For a long time they looked at the river beneath them, saying nothing, and the river said nothing too,
for it felt very quiet and peaceful on this summer afternoon.
'Tigger is all right, really,' said Piglet lazily.
'Of course he is,' said Christopher Robin.
'Everybody is really,' said Pooh. 'That's what I think,' said Pooh. 'But I don't suppose I'm right,' he said.
'Of course you are,' said Christopher Robin.
THE HOUSE AT POOH CORNER: CHAPTER SEVEN
in which Tigger is unbounced
One day Rabbit and Piglet were sitting outside Pooh's front door listening to Rabbit, and Pooh was sitting with them.
It was a drowsy summer afternoon, and the Forest was full of gentle sounds, which all seemed to be saying to
Pooh, 'Don't listen to Rabbit, listen to me.' So he got into a comfortable position for not listening to Rabbit,
and from time to time he opened his eyes to say 'Ah!' and then closed them again to say 'True,' and from time to
time Rabbit said, 'You see what I mean, Piglet,' very earnestly, and Piglet nodded earnestly to show that he did.
'In fact,' said Rabbit, coming to the end of it at last, 'Tigger's getting so Bouncy nowadays that it's time we
taught him a lesson. Don't you think so, Piglet?'
Piglet said that Tigger was very Bouncy, and that if they could think of a way of unbouncing him it would be a
Very Good Idea.
'Just what I feel,' said Rabbit. 'What do you say, Pooh?'
Pooh opened his eyes with a jerk and said 'Extremely.'
'Extremely what?' asked Rabbit.
'What you were saying,' said Pooh. 'Undoubtably.'
Piglet gave Pooh a stiffening sort of nudge, and Pooh, who felt more and more that he was somewhere else, got up
slowly and began to look for himself.
'Pooh,' said Piglet reproachfully, 'haven't you been listening to what Rabbit was saying?'
'I listened, but I had a small piece of fluff in my ear. Could you say it again, please, Rabbit?'
Rabbit never minded saying things again, so he asked where he should begin from; and when Pooh had said from the moment

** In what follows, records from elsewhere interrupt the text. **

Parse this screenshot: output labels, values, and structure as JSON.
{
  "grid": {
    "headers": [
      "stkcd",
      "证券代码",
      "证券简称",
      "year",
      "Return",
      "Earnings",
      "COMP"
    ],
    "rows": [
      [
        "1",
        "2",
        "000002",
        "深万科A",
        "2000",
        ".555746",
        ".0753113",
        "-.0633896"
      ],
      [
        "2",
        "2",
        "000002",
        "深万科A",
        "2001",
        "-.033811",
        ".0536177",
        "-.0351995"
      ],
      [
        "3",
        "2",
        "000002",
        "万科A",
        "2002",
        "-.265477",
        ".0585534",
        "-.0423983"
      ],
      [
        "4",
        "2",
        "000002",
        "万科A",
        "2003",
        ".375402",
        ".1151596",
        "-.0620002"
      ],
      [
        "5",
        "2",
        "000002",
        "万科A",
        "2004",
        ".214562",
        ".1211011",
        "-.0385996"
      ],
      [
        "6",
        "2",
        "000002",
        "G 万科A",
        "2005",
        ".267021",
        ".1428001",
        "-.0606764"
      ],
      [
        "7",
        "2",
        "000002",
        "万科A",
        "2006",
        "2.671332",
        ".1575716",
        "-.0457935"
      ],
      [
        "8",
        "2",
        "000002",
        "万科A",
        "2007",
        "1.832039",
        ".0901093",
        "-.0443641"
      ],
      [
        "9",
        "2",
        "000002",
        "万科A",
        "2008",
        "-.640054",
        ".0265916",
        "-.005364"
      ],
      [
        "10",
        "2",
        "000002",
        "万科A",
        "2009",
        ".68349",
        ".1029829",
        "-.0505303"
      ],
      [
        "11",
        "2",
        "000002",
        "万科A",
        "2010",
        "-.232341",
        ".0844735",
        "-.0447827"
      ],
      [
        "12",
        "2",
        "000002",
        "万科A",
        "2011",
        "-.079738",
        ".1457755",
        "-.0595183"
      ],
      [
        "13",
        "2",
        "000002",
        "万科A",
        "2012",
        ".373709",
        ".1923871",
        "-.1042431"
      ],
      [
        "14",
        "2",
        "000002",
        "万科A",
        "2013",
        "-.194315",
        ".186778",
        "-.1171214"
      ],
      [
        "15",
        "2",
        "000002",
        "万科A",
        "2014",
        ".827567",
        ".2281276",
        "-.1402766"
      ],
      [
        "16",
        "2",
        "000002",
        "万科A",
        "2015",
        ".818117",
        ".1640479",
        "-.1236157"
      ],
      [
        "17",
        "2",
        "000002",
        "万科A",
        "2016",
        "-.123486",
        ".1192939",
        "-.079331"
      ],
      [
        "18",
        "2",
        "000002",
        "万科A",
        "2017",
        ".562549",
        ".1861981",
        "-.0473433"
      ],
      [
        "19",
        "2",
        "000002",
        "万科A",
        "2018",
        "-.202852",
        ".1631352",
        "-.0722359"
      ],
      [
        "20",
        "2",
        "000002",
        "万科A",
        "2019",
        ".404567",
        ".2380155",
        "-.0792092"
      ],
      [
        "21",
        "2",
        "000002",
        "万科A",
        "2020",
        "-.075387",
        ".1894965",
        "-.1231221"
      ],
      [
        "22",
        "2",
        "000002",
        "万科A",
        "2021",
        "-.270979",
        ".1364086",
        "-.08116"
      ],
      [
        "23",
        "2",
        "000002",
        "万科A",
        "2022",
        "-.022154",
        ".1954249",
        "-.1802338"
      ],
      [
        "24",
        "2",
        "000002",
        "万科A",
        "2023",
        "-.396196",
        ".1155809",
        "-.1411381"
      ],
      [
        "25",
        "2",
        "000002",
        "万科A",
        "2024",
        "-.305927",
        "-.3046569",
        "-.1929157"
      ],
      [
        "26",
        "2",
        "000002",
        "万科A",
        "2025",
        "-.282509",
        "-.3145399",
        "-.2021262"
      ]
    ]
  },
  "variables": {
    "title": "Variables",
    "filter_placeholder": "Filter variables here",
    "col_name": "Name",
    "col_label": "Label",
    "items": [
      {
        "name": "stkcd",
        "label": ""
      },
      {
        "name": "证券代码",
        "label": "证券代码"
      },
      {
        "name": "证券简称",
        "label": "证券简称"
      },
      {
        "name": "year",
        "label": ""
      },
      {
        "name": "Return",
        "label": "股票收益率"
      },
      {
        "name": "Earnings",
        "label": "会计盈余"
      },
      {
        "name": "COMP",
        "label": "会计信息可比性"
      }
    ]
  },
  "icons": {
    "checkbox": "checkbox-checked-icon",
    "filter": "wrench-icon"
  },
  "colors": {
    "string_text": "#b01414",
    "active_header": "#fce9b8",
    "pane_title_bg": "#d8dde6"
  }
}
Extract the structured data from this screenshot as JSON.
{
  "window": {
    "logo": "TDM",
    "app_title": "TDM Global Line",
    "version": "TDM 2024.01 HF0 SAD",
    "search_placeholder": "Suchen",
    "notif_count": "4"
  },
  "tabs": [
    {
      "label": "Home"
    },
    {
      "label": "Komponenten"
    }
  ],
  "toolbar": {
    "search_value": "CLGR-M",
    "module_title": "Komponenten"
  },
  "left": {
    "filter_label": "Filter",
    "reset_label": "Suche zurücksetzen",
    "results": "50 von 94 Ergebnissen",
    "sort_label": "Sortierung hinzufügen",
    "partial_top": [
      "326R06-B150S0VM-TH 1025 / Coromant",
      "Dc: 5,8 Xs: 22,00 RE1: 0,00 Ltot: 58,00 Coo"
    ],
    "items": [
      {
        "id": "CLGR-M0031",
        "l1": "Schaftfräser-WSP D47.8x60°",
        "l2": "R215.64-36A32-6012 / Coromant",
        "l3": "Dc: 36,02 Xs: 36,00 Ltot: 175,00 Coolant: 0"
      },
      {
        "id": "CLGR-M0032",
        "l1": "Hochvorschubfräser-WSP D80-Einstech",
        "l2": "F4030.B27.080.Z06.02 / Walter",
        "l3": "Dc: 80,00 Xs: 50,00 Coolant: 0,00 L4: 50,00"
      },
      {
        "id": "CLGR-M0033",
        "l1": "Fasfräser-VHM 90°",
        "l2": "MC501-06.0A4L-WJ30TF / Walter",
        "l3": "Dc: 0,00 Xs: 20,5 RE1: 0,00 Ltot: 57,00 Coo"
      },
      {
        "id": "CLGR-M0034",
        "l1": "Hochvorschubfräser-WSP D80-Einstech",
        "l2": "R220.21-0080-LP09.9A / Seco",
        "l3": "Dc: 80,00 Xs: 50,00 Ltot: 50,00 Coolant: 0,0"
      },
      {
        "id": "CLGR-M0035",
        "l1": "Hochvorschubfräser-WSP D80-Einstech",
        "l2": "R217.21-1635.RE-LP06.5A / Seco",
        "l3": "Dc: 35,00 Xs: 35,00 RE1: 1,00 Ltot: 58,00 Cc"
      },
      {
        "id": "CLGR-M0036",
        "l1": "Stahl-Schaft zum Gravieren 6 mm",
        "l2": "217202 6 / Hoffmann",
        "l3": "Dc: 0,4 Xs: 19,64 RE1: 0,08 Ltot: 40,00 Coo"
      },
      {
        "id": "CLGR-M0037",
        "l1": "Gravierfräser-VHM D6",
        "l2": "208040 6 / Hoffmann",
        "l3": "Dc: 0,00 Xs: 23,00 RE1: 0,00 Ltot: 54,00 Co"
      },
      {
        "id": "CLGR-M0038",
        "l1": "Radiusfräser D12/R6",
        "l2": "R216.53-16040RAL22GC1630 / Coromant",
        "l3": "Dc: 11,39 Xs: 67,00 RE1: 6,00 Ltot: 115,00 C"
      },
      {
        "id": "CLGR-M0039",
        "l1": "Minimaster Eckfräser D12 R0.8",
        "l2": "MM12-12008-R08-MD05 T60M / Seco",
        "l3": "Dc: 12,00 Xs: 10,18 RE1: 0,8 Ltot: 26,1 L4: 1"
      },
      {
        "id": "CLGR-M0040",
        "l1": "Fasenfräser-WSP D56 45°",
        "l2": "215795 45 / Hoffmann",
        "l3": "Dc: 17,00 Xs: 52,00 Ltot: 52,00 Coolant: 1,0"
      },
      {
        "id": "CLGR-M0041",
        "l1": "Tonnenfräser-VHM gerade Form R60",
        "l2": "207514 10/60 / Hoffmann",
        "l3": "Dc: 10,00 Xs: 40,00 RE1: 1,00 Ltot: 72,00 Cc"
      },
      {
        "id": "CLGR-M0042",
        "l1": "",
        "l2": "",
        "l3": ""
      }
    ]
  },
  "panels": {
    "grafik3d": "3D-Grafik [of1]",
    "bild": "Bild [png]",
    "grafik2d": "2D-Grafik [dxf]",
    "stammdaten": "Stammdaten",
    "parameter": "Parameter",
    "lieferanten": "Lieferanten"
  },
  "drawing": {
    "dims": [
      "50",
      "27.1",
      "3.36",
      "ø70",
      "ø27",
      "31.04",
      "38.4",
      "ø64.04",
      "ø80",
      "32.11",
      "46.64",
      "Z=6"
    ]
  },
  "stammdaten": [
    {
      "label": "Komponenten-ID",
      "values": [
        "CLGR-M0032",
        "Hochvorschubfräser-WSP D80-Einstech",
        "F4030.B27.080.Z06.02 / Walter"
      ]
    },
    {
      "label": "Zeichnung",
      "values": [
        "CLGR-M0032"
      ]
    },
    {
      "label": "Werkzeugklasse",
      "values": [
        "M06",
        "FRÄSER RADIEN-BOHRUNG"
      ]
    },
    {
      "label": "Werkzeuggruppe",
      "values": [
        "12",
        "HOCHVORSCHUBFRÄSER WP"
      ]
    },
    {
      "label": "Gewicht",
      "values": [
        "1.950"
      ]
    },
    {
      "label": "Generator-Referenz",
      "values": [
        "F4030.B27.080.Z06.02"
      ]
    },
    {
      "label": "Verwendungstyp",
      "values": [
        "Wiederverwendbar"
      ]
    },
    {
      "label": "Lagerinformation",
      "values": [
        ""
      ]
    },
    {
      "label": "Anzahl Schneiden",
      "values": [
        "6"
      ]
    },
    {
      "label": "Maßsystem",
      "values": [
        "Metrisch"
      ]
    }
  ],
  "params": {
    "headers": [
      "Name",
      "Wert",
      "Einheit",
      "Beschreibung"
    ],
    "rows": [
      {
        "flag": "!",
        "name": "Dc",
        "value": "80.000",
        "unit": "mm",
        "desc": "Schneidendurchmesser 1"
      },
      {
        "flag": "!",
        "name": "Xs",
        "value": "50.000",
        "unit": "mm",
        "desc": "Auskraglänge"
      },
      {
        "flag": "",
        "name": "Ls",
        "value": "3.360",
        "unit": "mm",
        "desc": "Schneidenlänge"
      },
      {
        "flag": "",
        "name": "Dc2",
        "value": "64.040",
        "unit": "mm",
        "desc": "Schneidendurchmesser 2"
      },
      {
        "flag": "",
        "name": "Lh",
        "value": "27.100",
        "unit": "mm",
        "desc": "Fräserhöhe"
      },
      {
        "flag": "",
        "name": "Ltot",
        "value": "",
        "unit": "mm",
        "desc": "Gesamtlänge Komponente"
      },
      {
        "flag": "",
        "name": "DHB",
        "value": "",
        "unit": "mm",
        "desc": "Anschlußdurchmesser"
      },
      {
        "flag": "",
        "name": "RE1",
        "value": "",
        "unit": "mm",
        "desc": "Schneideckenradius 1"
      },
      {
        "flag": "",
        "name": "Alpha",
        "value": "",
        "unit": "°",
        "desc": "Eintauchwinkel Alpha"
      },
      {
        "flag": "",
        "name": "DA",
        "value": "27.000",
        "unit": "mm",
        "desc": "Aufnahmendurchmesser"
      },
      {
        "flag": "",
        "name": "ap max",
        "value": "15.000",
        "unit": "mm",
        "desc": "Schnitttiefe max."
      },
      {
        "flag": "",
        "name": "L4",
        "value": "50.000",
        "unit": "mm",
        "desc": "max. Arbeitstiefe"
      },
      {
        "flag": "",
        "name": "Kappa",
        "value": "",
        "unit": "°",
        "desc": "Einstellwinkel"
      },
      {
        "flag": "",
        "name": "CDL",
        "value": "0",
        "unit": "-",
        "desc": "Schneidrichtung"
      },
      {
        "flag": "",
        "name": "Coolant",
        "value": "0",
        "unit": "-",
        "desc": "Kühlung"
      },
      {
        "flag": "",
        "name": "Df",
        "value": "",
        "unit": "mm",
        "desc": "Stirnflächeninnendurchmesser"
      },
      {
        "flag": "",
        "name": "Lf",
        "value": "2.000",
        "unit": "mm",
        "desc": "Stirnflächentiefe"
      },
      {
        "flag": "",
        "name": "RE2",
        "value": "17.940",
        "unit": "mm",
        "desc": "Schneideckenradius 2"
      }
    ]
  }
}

when the fluff got in his ear, and Rabbit had asked when that was, and Pooh had said he didn't know because he hadn't
heard properly, Piglet settled it all by saying that what they were trying to do was, they were just trying to think of
a way to get the bounces out of Tigger, because however much you liked him, you couldn't deny it, he did bounce.
'Oh, I see,' said Pooh.
'There's too much of him,' said Rabbit, 'that's what it comes to.'
Pooh tried to think, and all he could think of was some-thing which didn't help at all. So he hummed it very quietly
If Tigger was smaller,
Then Tigger's bad habit
Of bouncing at Rabbit
This page was created from Latvian version in 1999.